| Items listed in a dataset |
Segment Open

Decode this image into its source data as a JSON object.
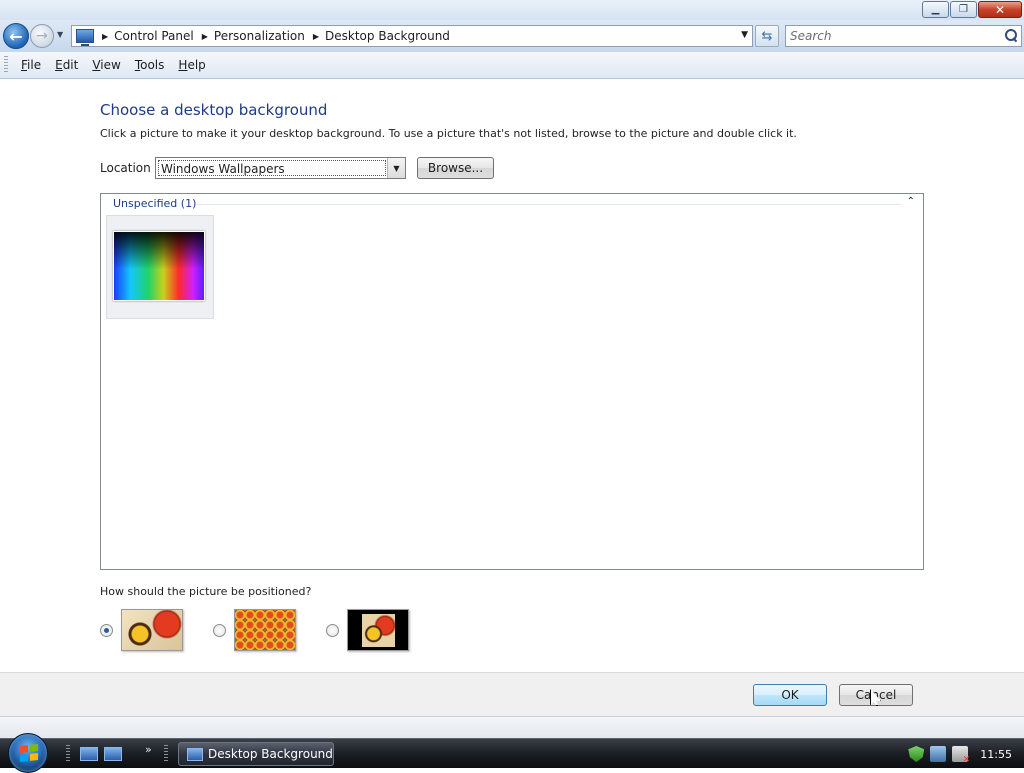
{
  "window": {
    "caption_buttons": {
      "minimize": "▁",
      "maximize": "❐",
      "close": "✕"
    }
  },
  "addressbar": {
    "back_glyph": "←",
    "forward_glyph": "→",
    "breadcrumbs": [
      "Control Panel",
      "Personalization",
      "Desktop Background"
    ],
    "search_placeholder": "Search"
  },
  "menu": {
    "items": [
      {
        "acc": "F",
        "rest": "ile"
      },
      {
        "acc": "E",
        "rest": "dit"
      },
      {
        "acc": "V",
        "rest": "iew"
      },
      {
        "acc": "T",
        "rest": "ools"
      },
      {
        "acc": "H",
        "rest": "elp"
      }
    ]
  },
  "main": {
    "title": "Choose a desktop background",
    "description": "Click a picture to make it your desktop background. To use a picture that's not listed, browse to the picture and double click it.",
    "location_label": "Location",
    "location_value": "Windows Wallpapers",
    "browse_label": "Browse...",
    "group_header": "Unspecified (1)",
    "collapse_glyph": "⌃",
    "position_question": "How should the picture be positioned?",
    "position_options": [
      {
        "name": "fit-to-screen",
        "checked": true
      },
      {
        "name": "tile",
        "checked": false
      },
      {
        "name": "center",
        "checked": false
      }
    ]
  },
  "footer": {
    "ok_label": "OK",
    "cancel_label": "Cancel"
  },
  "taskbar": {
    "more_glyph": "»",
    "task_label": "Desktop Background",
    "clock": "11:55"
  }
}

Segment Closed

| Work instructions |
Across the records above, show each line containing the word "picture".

| Exercise answer |
    "description": "Click a picture to make it your desktop background. To use a picture that's not listed, browse to the picture and double click it.",
    "position_question": "How should the picture be positioned?",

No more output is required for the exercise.